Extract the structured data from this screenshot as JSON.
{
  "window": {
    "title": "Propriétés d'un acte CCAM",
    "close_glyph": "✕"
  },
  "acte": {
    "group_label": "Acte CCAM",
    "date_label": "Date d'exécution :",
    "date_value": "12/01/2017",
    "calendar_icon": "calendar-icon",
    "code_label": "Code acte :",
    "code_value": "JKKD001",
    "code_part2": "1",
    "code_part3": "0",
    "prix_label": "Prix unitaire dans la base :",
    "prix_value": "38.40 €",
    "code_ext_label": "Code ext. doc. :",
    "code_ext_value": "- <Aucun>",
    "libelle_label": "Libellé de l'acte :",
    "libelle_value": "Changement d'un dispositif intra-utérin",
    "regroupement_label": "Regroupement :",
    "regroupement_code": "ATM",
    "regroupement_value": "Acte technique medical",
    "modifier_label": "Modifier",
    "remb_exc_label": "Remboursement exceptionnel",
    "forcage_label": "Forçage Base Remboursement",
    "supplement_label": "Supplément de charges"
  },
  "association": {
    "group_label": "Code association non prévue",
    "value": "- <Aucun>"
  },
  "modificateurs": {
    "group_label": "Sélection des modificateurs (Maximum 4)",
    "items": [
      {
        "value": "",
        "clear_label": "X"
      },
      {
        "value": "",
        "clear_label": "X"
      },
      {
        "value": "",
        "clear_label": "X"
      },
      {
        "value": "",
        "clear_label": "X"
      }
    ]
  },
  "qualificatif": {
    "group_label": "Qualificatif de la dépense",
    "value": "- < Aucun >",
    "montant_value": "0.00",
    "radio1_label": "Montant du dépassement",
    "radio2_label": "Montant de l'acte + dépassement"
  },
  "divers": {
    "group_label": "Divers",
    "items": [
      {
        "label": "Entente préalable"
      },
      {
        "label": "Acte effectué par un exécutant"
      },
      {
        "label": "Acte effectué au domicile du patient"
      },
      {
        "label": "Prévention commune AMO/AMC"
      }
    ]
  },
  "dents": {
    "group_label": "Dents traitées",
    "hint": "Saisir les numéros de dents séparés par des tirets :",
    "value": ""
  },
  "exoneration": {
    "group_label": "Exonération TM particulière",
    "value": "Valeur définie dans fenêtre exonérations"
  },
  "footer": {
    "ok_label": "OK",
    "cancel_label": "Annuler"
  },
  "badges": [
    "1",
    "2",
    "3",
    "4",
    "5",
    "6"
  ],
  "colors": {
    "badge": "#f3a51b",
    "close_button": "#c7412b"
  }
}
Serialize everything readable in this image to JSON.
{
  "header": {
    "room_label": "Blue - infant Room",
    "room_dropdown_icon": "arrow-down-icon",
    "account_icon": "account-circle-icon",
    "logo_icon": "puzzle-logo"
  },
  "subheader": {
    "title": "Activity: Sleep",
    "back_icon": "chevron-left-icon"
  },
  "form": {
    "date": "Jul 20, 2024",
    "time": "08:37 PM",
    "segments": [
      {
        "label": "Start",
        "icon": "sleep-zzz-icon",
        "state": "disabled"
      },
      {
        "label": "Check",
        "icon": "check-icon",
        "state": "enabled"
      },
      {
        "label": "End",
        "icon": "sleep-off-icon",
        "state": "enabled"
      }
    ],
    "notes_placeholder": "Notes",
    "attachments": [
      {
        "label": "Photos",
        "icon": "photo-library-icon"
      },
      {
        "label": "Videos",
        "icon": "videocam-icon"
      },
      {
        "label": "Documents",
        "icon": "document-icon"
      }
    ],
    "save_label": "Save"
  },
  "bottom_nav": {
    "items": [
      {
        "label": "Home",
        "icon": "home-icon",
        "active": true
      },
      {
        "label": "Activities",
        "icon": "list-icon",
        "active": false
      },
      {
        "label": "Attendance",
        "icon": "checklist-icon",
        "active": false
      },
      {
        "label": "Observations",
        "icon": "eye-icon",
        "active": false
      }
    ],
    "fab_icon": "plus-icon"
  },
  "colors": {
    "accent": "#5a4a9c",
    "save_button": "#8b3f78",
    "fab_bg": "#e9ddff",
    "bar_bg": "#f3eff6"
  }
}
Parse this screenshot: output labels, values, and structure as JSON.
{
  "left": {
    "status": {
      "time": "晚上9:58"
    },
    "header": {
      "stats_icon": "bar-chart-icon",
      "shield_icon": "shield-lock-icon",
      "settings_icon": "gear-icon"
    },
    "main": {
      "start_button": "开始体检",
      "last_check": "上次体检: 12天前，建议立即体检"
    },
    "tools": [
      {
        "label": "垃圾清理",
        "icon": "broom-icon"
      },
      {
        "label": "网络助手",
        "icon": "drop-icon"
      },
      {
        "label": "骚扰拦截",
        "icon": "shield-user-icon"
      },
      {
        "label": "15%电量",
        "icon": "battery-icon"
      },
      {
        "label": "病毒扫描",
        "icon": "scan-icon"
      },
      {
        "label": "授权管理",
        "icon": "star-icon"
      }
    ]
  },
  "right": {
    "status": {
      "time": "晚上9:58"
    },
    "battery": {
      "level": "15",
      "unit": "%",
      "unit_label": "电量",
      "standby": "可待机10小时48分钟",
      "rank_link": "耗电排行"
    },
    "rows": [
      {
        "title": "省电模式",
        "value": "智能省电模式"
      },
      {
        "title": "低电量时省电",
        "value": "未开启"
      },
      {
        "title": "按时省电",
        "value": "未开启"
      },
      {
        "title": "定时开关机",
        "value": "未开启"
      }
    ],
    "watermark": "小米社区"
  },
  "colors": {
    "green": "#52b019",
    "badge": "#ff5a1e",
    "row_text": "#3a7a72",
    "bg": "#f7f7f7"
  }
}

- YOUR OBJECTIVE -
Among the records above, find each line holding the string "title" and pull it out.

- RESULT FOR THIS TASK -
    "title": "Propriétés d'un acte CCAM",
    "title": "Activity: Sleep",
        "title": "省电模式",
        "title": "低电量时省电",
        "title": "按时省电",
        "title": "定时开关机",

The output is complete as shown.